FERGUSON, Mo. -- Each night on the streets of this city, the nation's latest symbol of racial unrest, there are two waves of protesters. Call them the A team and the B team.
The A team comes out in the early evening, and its demonstrations are largely peaceful. These are people committed to the idea of non-violent protest. They are usually done by about 11 p.m. Many of them have jobs, and they have to work the next day.
These are people like Cynthia Favored, a St. Louis community activist who says she has joined the Ferguson demonstrations every night since they started on Aug. 10. She says she goes home by about 10:30 p.m. each night. "I go out there to show my support for our young people and for the Brown family," she says.
They are people like Bishop Edwin Bass, who runs a St. Louis program for the Church of God in Christ that works to improve the quality of life in American cities. He's been at the protests every night. "The vast majority of the people out there are quite sincere protesters," he says. "But there's a small percentage of people out there who have a totally different agenda that has nothing to do with Michael Brown.

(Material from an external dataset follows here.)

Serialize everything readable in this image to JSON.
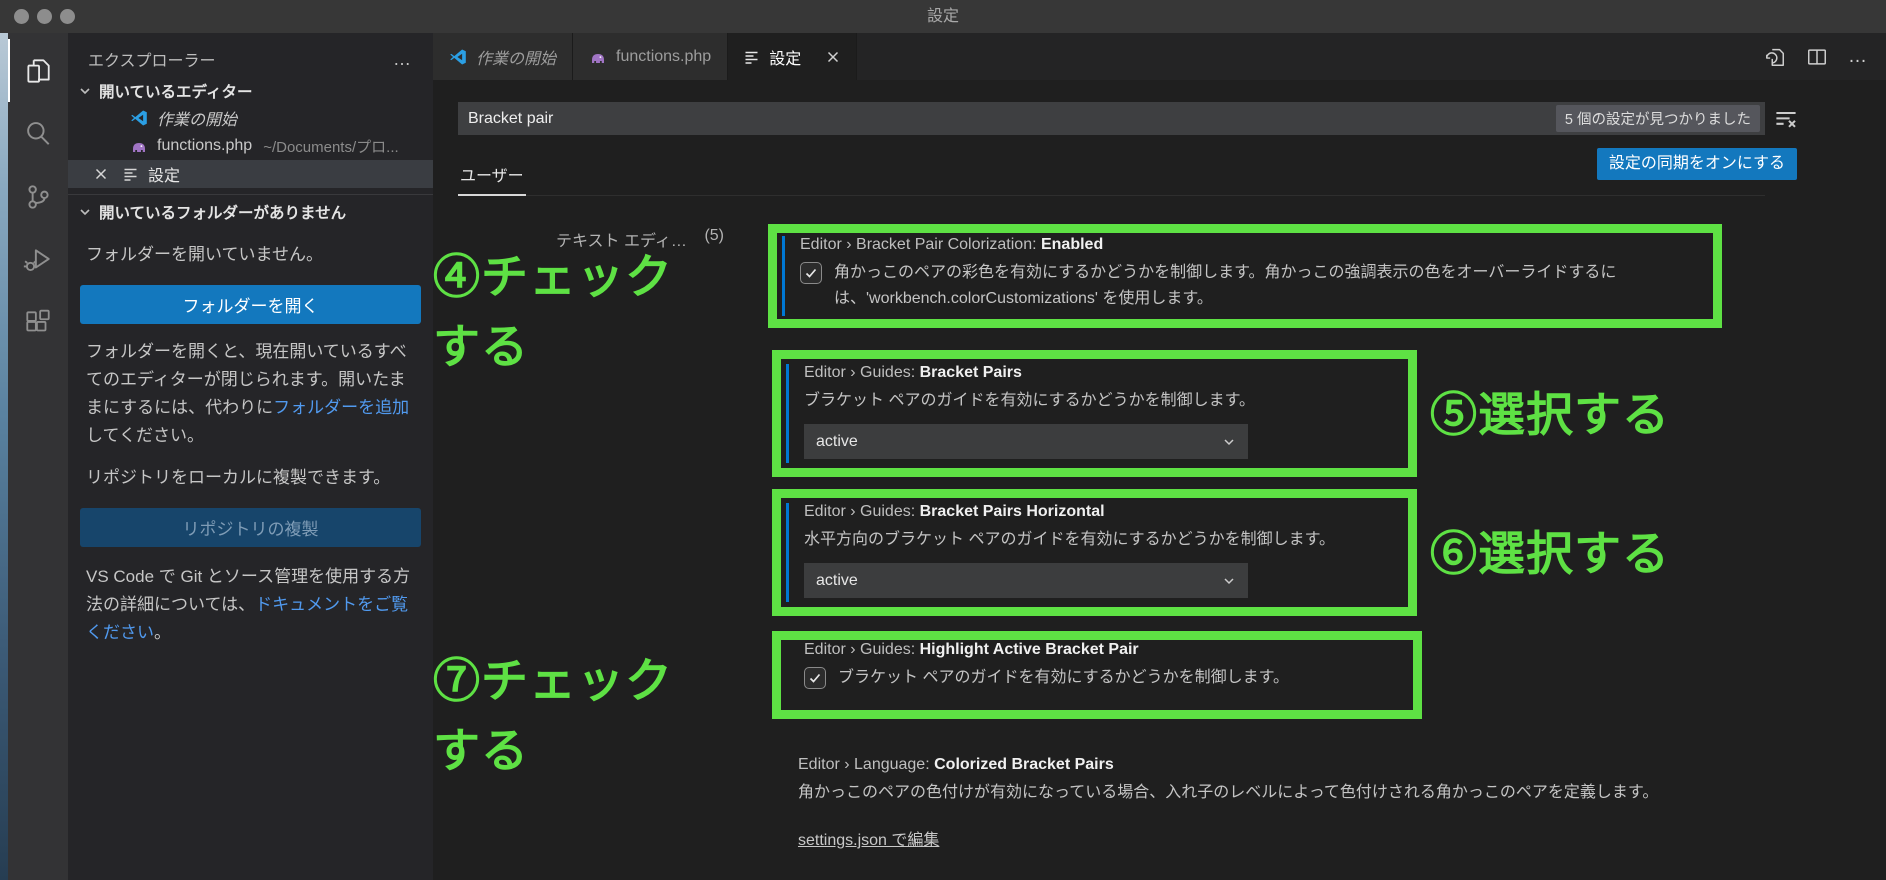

"They're kind of out there stoking the crowd," Bass says. "Some of these anarchists have provided the young men with Molotov cocktails and encouraged them to throw them."
Those are the B team protesters, the people referred to by Missouri State Highway Patrol Capt. Ron Johnson as "a dangerous dynamic in the night" and "agitators and criminals." He told CNN Thursday: "There are some outsiders. There's a lot of people who live here … We can't just blame it on outside instigators."
Of 75 protesters arrested Tuesday night into Wednesday morning, none were from Ferguson, but 60 were from Missouri, including 12 from the adjacent city of St. Louis, according to jail records. The others were from such places as Des Moines, Austin, Chicago, Cincinnati, Brooklyn and the Bronx, N.Y., and Mount Vernon, Ill.
The overwhelming majority were charged with failure to disperse. Three were cited for unlawful use of a weapon, two for first-degree burglary and possession of burglary tools, one for possession of burglary tools and first-degree property damage, and one for interfering with an officer.
Late Monday night, with police and protesters in a tense standoff that would erupt into a confrontation, a young black male who looked to be about 17 crept along West Florissant Avenue toward the intersection of Ferguson Avenue, looked about furtively, then flung what appeared to be a plastic bottle of water toward police. He fled back down West Florissant, apparently unobserved by the police.
Bass says the dire economic situation of many young blacks leaves them receptive to those who would incite them to violence.
"There's a depressed, defeated, frustrated view, a lack of hope that really permeates young people right now," he says. "Some of them feel there is no place for them. Some of them are easily used for other people's objectives."
He says some of the small group of protesters who seek chaos "work to evoke the anger of the people and of law enforcement. They are stoking the emotions of protesters and law enforcement to create a situation that they benefit from."
Tuesday night, a police officer from nearby St. Ann pointed a semi-automatic assault rifle at a protester following a verbal exchange, according to Brian Schellman, a spokesman for the unified command providing security at the protests.
"A St. Louis County police sergeant walked over and immediately took action, forcing the officer to lower the weapon and escorting him away from the area," Schellman said in a written statement. "The unified command strongly feel these actions are inappropriate and not indicative of the officers who have worked daily to keep the peace."
Early Wednesday morning, Johnson said he had observed a more muted level of violence during the Tuesday night protests. He attributed that to "elders in the community, volunteers, activists and the clergy" coming out in larger numbers and interacting with protesters. He also cited a shift in police tactics. Officers were positioned in a less confrontational posture, dispersed along the streets rather than in one intimidating line blocking protesters.
As Wednesday evening drew near, it was unknown whether the A team or the B team would decide the course of the night's protests.